As a Reformed Church, we maintain a very different view of saints and the role that early Christian heroes, martyrs, and apostles are to have in our prayer life and worship.
If you have a minute or two, consider reading the following explanation of what we believe about the way in which we are to draw near to God:
We believe that we have no access unto God but alone through the only Mediator and Advocate, Jesus Christ the righteous; who therefore became man, having united in one person the divine and human natures, that we men might have access to the divine Majesty, which access would otherwise be barred against us.
But this Mediator, whom the Father has appointed between Him and us, ought in no wise to affright us by His majesty, or cause us to seek another according to our fancy.
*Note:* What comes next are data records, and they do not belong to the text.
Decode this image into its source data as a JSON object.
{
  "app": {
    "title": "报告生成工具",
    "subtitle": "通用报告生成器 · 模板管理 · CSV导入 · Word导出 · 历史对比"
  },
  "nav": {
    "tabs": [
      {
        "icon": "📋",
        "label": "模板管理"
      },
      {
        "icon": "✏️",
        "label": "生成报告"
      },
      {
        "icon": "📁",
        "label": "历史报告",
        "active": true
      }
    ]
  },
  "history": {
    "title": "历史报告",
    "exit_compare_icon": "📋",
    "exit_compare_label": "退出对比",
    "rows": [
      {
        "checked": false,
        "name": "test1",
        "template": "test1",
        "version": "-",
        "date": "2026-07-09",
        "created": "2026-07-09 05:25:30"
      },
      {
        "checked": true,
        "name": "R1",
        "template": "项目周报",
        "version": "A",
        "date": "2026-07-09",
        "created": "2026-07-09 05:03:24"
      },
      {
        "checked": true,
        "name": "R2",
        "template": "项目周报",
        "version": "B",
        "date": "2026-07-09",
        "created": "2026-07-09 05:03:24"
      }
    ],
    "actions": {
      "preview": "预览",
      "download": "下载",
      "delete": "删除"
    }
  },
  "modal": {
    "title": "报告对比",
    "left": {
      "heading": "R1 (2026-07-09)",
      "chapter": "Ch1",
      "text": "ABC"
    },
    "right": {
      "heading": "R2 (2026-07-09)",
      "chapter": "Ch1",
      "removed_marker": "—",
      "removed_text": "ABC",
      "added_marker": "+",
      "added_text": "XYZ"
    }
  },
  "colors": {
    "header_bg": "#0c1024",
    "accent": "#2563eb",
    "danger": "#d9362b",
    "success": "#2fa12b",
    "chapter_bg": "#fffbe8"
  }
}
For there is no creature, either in heaven or earth, who loves us more than Jesus Christ; who, though existing in the form of God, yet emptied himself, being made in the likeness of men and of a servant for us,and in all things was made like unto his brethren.
If, then, we should seek for another mediator who would be favourably inclined towards us, whom could we find who loved us more than He who laid down His life for us, even while we were His enemies?
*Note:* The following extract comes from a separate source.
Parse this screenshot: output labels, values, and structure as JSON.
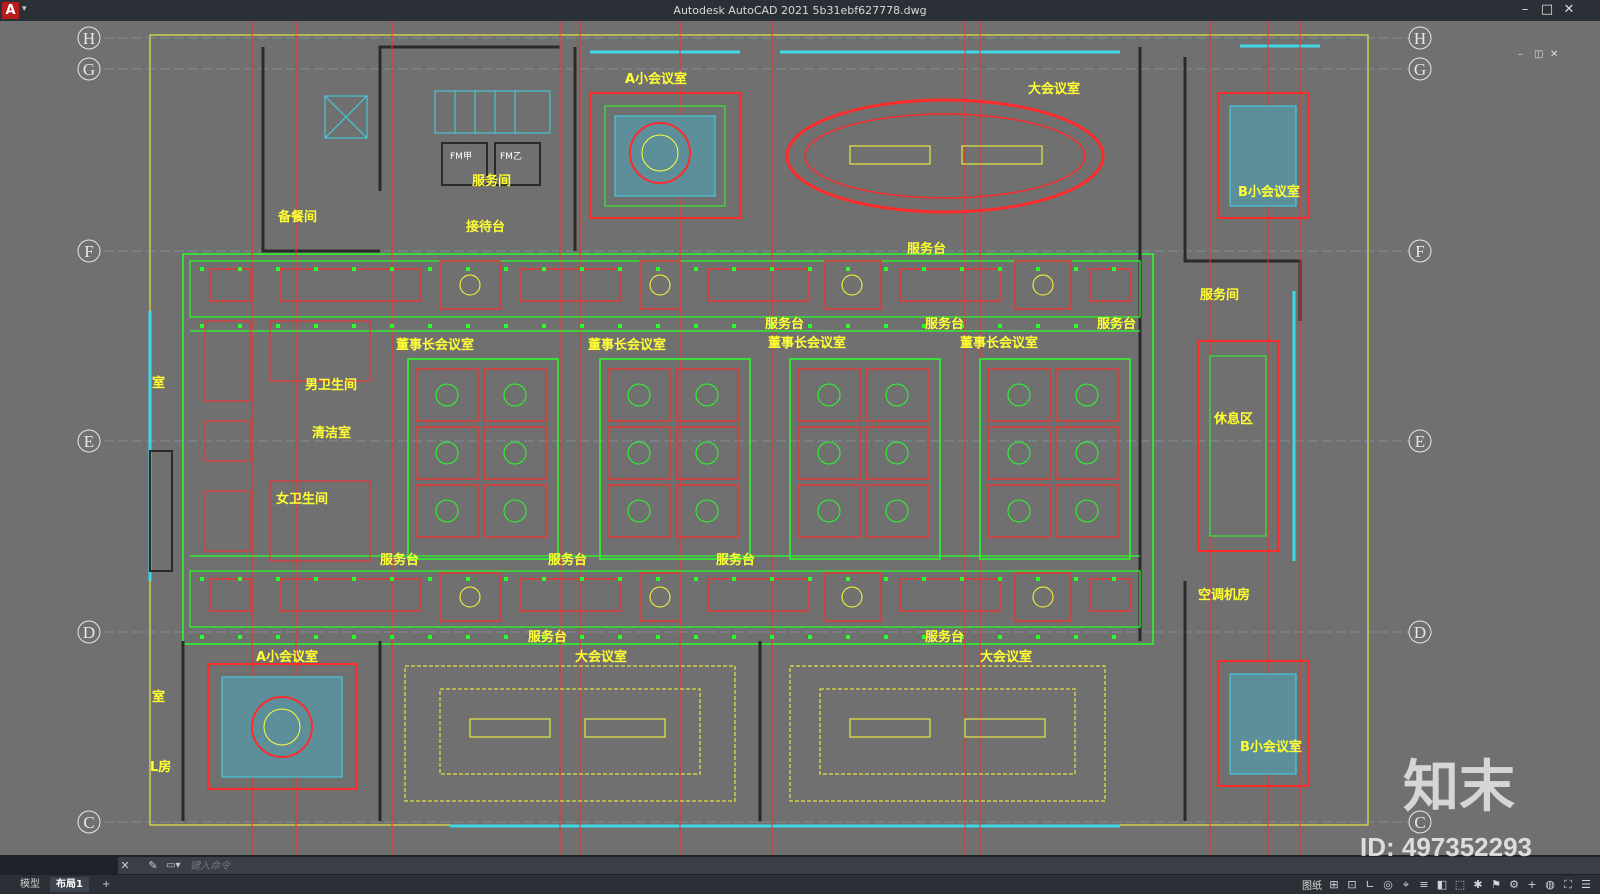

And if we seek for one who has power and majesty, who is there that has so much of both as He who sits at the right hand of God and to whom hath been given all authority in heaven and on earth? And who will sooner be heard than the own well beloved Son of God?
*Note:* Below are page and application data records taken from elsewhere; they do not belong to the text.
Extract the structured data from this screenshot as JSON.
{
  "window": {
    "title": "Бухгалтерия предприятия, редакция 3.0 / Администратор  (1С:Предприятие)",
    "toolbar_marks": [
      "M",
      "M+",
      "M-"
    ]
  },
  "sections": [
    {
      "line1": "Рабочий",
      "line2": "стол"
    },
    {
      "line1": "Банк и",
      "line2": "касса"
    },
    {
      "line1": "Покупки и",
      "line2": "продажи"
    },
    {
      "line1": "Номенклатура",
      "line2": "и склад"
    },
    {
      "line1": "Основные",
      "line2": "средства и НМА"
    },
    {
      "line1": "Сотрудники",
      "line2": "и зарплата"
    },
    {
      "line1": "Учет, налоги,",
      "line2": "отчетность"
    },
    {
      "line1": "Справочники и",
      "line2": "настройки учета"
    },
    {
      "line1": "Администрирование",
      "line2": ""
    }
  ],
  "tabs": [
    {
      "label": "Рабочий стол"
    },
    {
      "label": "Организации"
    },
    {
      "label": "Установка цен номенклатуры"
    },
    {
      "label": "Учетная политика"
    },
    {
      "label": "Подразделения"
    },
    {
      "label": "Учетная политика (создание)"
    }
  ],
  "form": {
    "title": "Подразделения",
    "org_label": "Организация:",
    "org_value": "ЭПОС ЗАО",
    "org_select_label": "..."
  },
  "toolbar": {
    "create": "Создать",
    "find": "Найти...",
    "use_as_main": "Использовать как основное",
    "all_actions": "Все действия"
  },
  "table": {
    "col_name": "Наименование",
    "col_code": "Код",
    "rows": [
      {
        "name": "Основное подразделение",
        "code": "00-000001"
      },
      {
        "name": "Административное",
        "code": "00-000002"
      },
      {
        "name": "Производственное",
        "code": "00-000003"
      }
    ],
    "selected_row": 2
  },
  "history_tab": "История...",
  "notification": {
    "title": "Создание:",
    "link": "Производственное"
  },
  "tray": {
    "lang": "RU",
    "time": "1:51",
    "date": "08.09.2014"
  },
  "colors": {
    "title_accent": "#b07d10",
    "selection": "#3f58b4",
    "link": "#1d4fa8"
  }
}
Therefore it was only through distrust that this practice of dishonouring, instead of honouring, the saints was introduced, doing that which they never have done nor required, but have on the contrary stedfastly rejected according to their bounden duty, as appears by their writings.
Neither must we plead here our unworthiness; for the meaning is not that we should offer our prayers to God on the ground of our unworthiness, but only on the ground of the excellency and worthiness of the Lord Jesus Christ, whose righteousness is become ours by faith.
Therefore the apostle, to remove this foolish fear, or rather distrust, from us, rightly says that Jesus Christ in all things was made like unto his brethren, that he might become a merciful and faithful high priest, to make propitiation for the sins of the people. For in that he himself hath suffered being tempted, he is able to succour them that are tempted. And further, to encourage us to go to Him, he says: Having them a great high priest, who has passed through the heavens, Jesus the Son of God, let us hold fast our confession. For we have not a high priest that cannot be touched with the feeling of our infirmities; but on that has been in all points tempted like as we are, yet without sin. Let us therefore draw near with boldness unto the throne of grace, that we may receive mercy, and find grace to help us in time of need. The same apostle says: Having boldness to enter into the holy place by the blood of Jesus, let us draw near with a true heart in fulness of faith, etc. Likewise: Christ hath his priesthood unchangeable; wherefore also he is able to save to the uttermost them that draw near unto God through him, seeing he ever lives to make intercession for them.
What more can be required? since Christ Himself says: I am the way, and the truth, and the life: no one comes unto the Father, but by me. To what purpose should we, then, seek another advocate, since it has pleased God to give us His own Son as an Advocate? Let us not forsake him to take another, or rather to seek after another, without ever being able to find him; for God well knew, when He gave Him to us, that we were sinners.
Therefore, according to the command of Christ, we call upon the Heavenly Father through Jesus Christ our only Mediator, as we are taught in the Lord's Prayer; being assured that whatever we ask of the Father in His Name will be granted us.
Source: The Belgic Confession -- Article 26 -- Christ's Intercession